Approach: MVIC has the capability to perform droplet size distribution measurements using an instrument based on laser diffraction methodology. The instrument, a Malvern Mastersizer, can capture the droplet size distribution of an evolving aerosol plume. This can be done either as an acquisition average over the total device actuation time or in incremental time steps over the actuation time. The shortest acquisition time is 2 ms and 100 individual acquisitions can be achieved with a total acquisition time of 200 ms.

Analysis and Results: In Figure 1 the time mean average of a liquid inhaler actuation is seen. The inhaler has two distributions peaks, one around 5 um and one above 200 um. It is important to understand if his is an artefact or not. To investigate this further an incremental time resolution of the actuation was performed.

The same liquid inhaler was assessed using repeated 50 ms time sequences with a total of 25 individual measurements of 50 ms, equalling a total of 1,25 seconds, Figure 2.

Conclusion: The inhaler seems to produce a fraction of droplets above 150 um and displays a tailing off phenomena where the droplet size increases at the end of the measurement e.g. above 1 second.

This methodology can be a useful tool in the development of inhalers and can increase the understanding of the evolving atomisation process for liquid inhalers or the release characteristics of powder inhalers. Likewise it can be used to understand the characteristics of an originator product when developing a generic equivalent product.

Figure 1 Plume Geometry

Figure 2 Spray Pattern

MVIC Case Study No 2: Aerosol Characterisation

Spray Pattern and Plume Geometry

Inhalation product development involves the analysis of the aerosol characteristics of the product. Aerosol generation of these products is achieved by using inhalation devices, typically metered dose inhalers (MDI), dry powder inhalers (DPI) or aqueous systems such as nasal sprays and nebulisers.

The preferred technology for characterisation is high-speed video imaging, where the plume geometry and spray pattern are accessed and documented. Typical information that can be assessed are length, width, angle, velocity or plume duration. Regulatory authorities also require these parameters to be documented1,2 in the filing of inhalation product development.
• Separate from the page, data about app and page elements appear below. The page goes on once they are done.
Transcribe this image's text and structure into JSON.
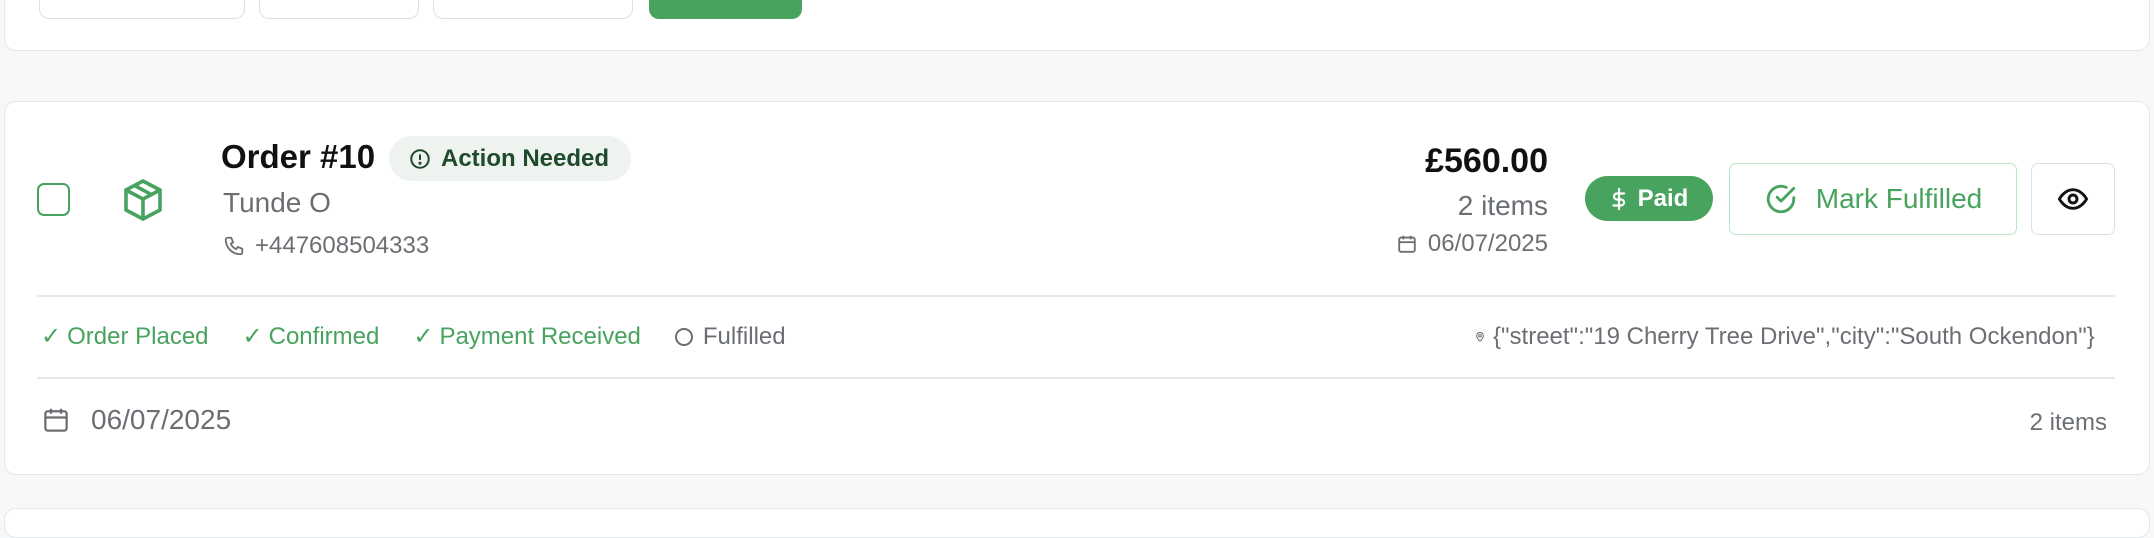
{
  "order": {
    "title": "Order #10",
    "status_badge": "Action Needed",
    "customer_name": "Tunde O",
    "phone": "+447608504333",
    "amount": "£560.00",
    "item_count": "2 items",
    "date": "06/07/2025",
    "payment_status": "Paid",
    "mark_fulfilled_label": "Mark Fulfilled"
  },
  "progress": {
    "steps": [
      {
        "label": "Order Placed",
        "done": true
      },
      {
        "label": "Confirmed",
        "done": true
      },
      {
        "label": "Payment Received",
        "done": true
      },
      {
        "label": "Fulfilled",
        "done": false
      }
    ]
  },
  "address": "{\"street\":\"19 Cherry Tree Drive\",\"city\":\"South Ockendon\"}",
  "footer": {
    "date": "06/07/2025",
    "item_count": "2 items"
  },
  "colors": {
    "accent": "#48a35e",
    "badge_bg": "#eef3ef",
    "muted_text": "#6b6f74"
  },
  "icons": [
    "package-icon",
    "alert-circle-icon",
    "phone-icon",
    "calendar-icon",
    "dollar-icon",
    "check-circle-icon",
    "eye-icon",
    "map-pin-icon"
  ]
}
MVIC has the capability to perform high-speed video characterisation of aerosol plume geometry and spray pattern using LaVision imaging systems. This is done using single or dual camera systems, and the plume can be visualized using laser or conventional white light.

1 FDA Guidance for Industry, 2002. Nasal spray and inhalation solution, suspension, and spray drug products – CMC documentation.

2 FDA Guidance for Industry (draft), 2003 Bioavailability and bioequivalence studies for nasal aerosol and nasal sprays for local action.